Diatonic Chords Of The Minor Scale
Bass Lesson Block
In this lesson block we will learn the diatonic chords of the minor scale. Much of this you know without realizing it. But, there are a few special topics regarding chords in minor keys we will also explore.
Just as there are chords from the major scale, there are chords from the minor scale. In this lesson you will do some essential reviewing and I will gently introduce you to the system of minor scale chords.
Students always ask how do I know if a song is major or minor? Determining major or minor is not hard, but it's not what students often assume.
Just as in major keys, the minor scale has seven basic diatonic chords numbered with Roman numerals. In this lesson, we'll look at the chord qualities of the minor scale diatonic chords and how they compare to the major scale.
In this lesson we'll look at a new extended minor scale position and its first four minor diatonic chord shapes (i, ii, ♭III, iv).
Part 2 of the minor scale diatonic chords covers chords v, ♭VI, and ♭VII. Exercises review all seven diatonic triads and diatonic seventh chords.
The v chord in a minor key is sometimes minor and other times major or dominant 7th. In this lesson I explain a common adjustment of the v chord in major keys with example songs and bass exercises.
This is a brief introduction to the harmonic minor scale for bass players.
The melodic minor scale is another minor scale which can give us a major V chord in a minor key. This scale avoids the awkward melodic leap found in the harmonic minor scale.
To have useful minor diatonic chord shapes in all minor keys, you want to learn a position with the minor scale's tonic on the A-string. In part 1 I show you the extended minor scale position and the first four diatonic chords of the minor scale.
In part 2 of the A-string minor scale diatonic chords shapes, we learn chords V through VII with a major and minor version of the V chord.
A simple minor diatonic progression going between the i and iv chords.
A common and familiar minor key progression simply bounces back and forth between the i and V chords.
The ii-V-i progression in a minor key is another classic minor key progression.

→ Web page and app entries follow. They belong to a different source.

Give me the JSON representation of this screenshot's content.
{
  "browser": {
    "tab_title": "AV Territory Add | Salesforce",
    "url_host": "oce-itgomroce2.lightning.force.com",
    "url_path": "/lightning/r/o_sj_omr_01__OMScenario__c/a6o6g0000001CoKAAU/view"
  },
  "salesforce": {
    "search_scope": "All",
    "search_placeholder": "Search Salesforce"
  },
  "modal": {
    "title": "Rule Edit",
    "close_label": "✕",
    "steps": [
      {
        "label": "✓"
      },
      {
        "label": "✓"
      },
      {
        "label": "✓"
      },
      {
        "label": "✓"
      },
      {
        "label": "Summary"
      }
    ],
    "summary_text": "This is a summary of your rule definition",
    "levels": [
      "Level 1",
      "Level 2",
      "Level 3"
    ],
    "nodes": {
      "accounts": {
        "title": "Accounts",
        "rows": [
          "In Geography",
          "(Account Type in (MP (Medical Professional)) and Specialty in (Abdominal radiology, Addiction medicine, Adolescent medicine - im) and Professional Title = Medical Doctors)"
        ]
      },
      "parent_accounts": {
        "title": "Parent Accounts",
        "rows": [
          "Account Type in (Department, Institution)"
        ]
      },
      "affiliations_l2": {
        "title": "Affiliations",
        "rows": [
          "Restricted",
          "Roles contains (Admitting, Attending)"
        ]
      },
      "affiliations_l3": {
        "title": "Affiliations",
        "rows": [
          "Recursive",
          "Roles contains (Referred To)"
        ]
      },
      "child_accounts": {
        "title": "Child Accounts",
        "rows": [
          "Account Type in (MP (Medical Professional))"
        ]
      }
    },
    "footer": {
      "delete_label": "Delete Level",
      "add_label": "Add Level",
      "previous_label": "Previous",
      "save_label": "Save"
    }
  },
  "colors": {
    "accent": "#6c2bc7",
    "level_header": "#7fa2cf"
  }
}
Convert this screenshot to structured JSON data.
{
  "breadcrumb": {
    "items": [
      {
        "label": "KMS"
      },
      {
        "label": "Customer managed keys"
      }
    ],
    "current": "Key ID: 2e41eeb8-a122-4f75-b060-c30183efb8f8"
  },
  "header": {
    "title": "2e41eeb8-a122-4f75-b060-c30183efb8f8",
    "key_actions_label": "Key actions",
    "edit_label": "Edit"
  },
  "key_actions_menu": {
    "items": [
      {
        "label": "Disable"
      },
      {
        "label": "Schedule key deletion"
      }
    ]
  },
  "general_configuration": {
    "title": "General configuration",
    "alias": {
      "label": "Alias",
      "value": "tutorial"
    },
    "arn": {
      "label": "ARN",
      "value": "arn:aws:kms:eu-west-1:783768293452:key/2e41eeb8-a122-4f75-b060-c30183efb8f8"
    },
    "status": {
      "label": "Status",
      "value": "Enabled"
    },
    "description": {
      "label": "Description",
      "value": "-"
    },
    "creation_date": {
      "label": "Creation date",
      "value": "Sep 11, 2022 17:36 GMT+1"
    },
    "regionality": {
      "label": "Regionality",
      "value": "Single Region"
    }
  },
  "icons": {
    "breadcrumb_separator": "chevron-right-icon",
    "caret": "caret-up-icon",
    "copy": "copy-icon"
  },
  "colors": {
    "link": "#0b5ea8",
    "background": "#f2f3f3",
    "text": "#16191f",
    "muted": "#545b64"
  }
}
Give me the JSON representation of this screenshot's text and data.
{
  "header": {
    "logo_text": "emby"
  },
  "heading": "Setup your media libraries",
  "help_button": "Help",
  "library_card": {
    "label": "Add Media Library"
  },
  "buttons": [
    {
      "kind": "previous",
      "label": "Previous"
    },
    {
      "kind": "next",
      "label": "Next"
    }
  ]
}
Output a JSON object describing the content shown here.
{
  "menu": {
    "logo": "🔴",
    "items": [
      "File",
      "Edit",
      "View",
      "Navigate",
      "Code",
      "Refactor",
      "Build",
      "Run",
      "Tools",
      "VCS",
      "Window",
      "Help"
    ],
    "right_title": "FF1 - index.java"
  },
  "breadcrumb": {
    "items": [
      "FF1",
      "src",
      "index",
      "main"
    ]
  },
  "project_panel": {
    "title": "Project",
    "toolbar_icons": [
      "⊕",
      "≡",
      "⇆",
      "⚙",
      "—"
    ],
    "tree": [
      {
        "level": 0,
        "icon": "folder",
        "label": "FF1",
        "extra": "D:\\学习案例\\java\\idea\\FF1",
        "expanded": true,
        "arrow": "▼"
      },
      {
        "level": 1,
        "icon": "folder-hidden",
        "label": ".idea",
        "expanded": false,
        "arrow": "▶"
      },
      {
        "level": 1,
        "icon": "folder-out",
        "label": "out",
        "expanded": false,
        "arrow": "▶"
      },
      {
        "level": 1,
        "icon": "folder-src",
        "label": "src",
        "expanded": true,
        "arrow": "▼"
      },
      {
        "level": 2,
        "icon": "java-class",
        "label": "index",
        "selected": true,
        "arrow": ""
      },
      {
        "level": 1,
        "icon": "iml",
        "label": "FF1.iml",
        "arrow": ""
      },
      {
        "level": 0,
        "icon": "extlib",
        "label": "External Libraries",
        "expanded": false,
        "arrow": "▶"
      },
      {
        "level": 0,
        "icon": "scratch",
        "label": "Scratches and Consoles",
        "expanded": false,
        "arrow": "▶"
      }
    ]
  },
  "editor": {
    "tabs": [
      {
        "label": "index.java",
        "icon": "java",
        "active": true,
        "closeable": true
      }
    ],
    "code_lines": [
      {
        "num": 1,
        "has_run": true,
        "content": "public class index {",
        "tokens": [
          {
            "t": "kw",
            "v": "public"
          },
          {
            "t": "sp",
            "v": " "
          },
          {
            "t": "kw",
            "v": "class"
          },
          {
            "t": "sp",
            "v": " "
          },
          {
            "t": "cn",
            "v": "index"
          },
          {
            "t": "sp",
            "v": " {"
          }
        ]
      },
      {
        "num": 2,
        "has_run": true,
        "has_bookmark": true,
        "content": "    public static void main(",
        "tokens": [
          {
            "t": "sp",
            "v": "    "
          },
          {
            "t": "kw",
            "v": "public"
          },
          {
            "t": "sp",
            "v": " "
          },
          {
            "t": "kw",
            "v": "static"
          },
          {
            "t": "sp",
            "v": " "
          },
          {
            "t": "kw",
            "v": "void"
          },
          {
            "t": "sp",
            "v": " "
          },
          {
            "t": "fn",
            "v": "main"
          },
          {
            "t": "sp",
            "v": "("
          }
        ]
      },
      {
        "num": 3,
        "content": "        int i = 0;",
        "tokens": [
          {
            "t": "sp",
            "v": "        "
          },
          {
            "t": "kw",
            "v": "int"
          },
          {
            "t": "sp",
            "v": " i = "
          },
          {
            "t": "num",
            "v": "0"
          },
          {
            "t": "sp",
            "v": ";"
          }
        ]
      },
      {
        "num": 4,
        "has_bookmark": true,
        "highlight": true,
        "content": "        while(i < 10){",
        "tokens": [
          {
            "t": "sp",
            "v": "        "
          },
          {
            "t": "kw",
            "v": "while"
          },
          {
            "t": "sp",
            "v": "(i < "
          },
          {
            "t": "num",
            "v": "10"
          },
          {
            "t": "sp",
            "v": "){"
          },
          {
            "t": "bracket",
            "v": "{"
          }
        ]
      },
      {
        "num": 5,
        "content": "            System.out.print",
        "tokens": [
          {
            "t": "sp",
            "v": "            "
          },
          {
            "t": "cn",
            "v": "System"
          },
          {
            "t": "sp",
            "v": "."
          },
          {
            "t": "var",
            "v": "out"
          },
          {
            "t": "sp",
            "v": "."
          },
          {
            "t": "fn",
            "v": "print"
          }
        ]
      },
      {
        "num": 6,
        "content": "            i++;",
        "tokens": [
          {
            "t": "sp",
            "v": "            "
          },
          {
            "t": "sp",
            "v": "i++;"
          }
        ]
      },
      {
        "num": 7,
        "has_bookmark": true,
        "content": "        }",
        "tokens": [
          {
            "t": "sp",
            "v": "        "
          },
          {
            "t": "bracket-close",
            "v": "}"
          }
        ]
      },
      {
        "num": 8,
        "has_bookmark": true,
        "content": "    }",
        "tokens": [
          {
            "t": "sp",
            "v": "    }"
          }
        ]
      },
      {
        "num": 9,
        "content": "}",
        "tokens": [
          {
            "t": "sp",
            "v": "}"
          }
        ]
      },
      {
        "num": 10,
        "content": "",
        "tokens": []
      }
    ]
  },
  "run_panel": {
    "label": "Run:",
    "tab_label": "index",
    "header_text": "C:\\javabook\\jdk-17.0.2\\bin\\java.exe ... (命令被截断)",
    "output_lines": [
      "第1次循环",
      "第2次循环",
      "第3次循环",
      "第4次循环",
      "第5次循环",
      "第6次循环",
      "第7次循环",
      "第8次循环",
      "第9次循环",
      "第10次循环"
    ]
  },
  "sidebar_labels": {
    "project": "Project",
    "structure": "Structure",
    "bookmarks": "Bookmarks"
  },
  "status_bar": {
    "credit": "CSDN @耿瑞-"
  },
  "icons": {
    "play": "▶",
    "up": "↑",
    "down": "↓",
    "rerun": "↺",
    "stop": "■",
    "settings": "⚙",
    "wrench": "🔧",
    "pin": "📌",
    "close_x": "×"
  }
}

It is used extensively in jazz.
The Andalusian cadence is a common, descending minor key chord progression found in most styles of music.